Changes: None.

Comment: Some commenters recommended that the regulations clarify that not every child requires a functional performance statement or functional annual goals. Some commenters stated that requiring functional assessments for all children places an unnecessary burden on an LEA, does not add value for every child, and creates a potential for increased litigation. One commenter recommended that Sec. 300.320(a)(1), regarding the child's present levels of performance, and Sec. 300.320(a)(2), regarding measurable annual goals, clarify that functional performance and functional goals should be included in a child's IEP only if determined appropriate by the child's IEP Team.

Discussion: We cannot make the changes requested by the commenters. Section 614(d)(1)(A)(i)(I) of the Act requires an IEP to include a statement of the child's present levels of academic achievement and functional performance.

Changes: None.

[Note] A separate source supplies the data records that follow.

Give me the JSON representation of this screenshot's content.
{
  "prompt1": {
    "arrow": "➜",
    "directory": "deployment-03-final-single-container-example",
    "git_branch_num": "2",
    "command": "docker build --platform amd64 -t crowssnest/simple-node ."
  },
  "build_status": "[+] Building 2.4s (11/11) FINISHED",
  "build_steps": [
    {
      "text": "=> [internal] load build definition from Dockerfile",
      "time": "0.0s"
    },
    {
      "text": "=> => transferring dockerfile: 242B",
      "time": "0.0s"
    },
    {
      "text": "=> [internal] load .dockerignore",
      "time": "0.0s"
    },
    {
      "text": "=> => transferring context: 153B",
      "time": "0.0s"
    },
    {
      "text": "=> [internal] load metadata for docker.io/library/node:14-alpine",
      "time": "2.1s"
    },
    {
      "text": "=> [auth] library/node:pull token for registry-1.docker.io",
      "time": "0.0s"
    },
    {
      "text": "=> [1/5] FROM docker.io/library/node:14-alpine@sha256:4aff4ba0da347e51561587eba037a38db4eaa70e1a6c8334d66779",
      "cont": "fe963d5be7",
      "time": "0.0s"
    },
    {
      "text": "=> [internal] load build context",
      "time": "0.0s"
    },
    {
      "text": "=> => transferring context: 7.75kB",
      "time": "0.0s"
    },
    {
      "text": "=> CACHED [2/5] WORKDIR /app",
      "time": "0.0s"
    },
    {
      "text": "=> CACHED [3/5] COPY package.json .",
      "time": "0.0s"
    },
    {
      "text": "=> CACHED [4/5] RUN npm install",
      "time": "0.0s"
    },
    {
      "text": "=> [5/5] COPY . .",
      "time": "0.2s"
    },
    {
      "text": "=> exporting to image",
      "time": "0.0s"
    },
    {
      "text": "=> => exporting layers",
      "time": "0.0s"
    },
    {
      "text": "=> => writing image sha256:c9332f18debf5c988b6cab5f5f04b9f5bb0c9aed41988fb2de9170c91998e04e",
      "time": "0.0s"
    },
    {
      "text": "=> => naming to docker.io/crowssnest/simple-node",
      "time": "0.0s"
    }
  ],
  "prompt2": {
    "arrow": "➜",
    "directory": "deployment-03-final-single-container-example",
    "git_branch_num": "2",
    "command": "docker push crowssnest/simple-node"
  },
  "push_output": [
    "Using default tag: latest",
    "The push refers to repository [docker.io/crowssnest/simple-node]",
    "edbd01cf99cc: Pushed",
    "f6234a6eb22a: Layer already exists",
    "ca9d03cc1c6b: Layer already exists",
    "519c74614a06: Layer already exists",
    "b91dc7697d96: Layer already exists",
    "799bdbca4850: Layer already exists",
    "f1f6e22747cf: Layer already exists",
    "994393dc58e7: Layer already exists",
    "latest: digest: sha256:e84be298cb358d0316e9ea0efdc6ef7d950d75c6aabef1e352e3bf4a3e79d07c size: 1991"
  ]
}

Comment: One commenter requested that the regulations require a child's present levels of performance to be aligned with the child's annual goals. Another commenter stated that the content of the IEP should be aligned with the State's core curriculum content standards and the knowledge and skills needed for children with disabilities to become independent, productive, and contributing members of their communities and the larger society.

Discussion: The IEP Team's determination of how the child's disability affects the child's involvement and progress in the general education curriculum is a primary consideration in the development of the child's annual IEP goals. Section 300.320(a)(1)(i), consistent with section 614(d)(1)(A)(i)(I)(aa) of the Act, requires the statement of a child's present levels of performance in the IEP to include how the child's disability affects the child's involvement and progress in the general education curriculum. This directly corresponds with the provision in Sec. 300.320(a)(2)(i)(A) and section 614(d)(1)(A)(i)(II)(aa) of the Act, which requires the IEP to include measurable annual goals designed to meet the child's needs that result from the child's disability to enable the child to be involved in and make progress in the general education curriculum. We do not believe further clarification is needed regarding the alignment of a child's present levels of performance with the child's annual goals.

With regard to the alignment of the IEP with the State's content standards, Sec. 300.320(a)(1)(i) clarifies that the general education curriculum means the same curriculum as all other children. Therefore, an IEP that focuses on ensuring that the child is involved in the general education curriculum will necessarily be aligned with the State's content standards. Congress acknowledged, in section 601(c)(5)(A) of the Act, that ensuring access to the general education curriculum in the regular classroom, to the maximum extent possible, is also effective in preparing children with disabilities to lead productive and independent adult lives. We do not believe further clarification is necessary to address the commenters' concerns.

Changes: None.